Supplied information below:
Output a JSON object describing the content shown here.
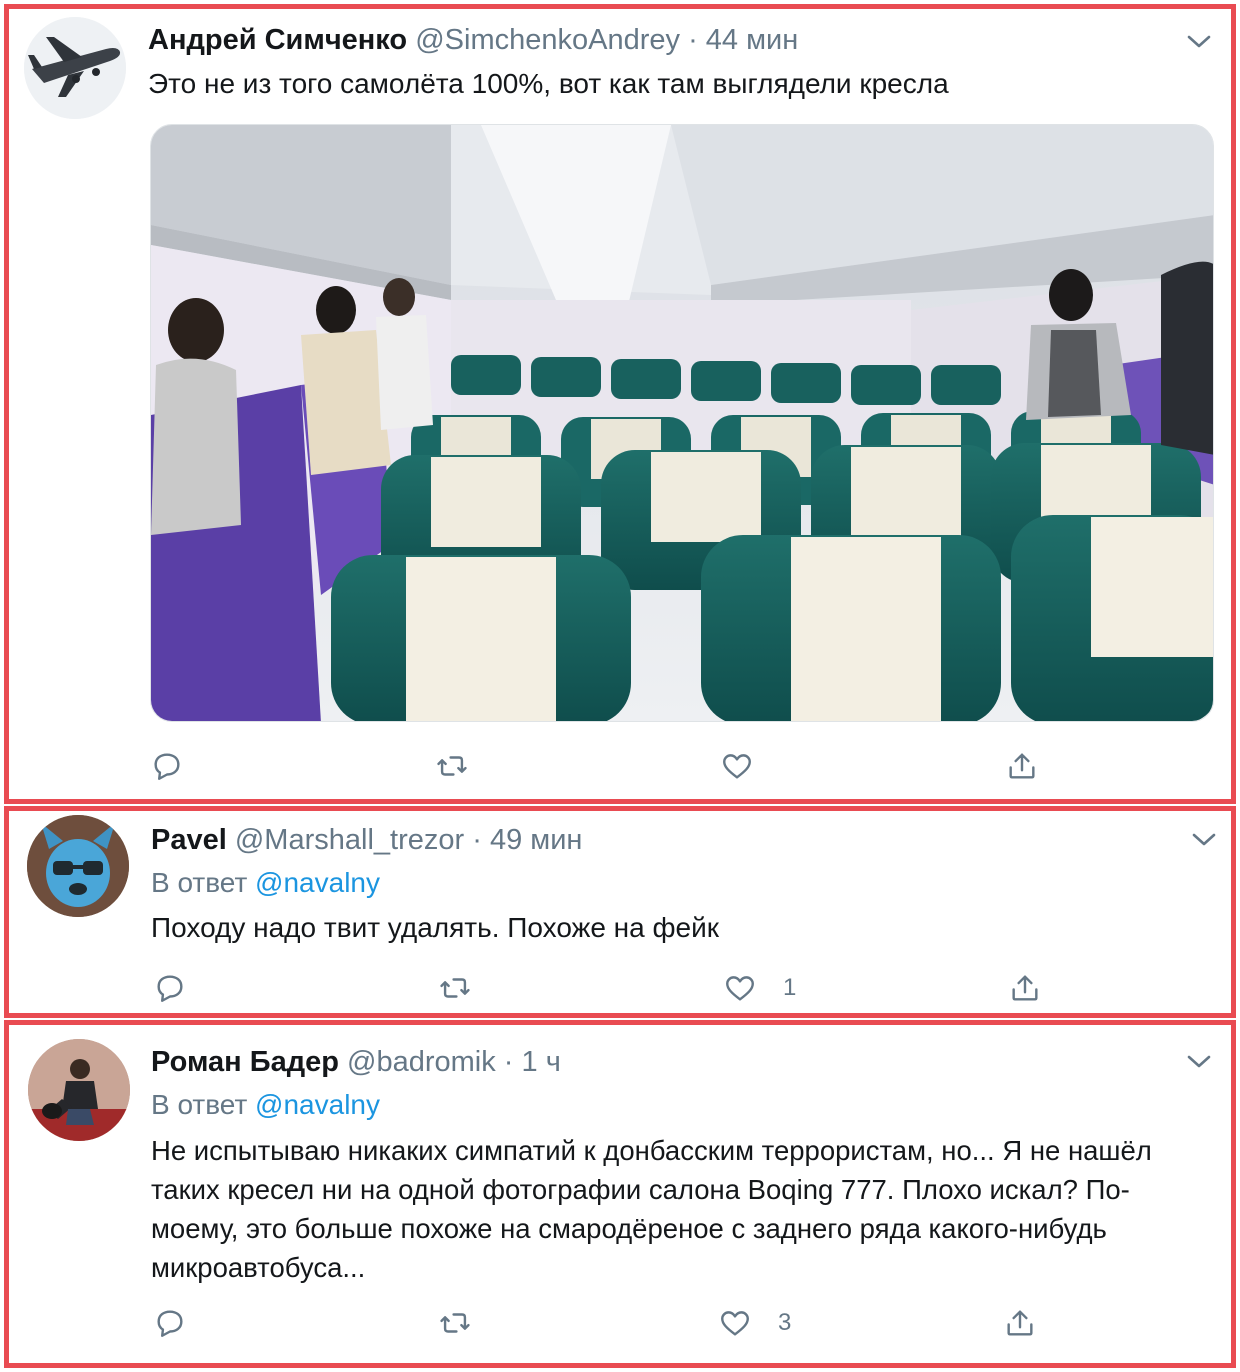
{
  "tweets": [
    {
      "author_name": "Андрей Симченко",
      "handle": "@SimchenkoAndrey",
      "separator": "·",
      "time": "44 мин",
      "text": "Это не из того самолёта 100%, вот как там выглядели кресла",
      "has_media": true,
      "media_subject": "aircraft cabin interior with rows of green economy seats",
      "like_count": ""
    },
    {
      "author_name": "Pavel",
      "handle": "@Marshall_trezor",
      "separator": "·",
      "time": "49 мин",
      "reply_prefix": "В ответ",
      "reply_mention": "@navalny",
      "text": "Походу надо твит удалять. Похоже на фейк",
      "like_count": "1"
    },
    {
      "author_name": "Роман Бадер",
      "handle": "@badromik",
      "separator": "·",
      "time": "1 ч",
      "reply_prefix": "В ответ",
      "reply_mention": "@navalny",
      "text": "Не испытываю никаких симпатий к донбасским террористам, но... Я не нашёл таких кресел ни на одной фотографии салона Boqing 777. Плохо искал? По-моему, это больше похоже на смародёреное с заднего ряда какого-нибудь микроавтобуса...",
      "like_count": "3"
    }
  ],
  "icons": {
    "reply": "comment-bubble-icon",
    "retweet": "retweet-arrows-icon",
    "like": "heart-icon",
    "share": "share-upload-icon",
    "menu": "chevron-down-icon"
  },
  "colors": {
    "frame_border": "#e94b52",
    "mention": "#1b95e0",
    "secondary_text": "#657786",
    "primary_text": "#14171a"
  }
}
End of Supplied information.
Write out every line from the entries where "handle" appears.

      "handle": "@SimchenkoAndrey",
      "handle": "@Marshall_trezor",
      "handle": "@badromik",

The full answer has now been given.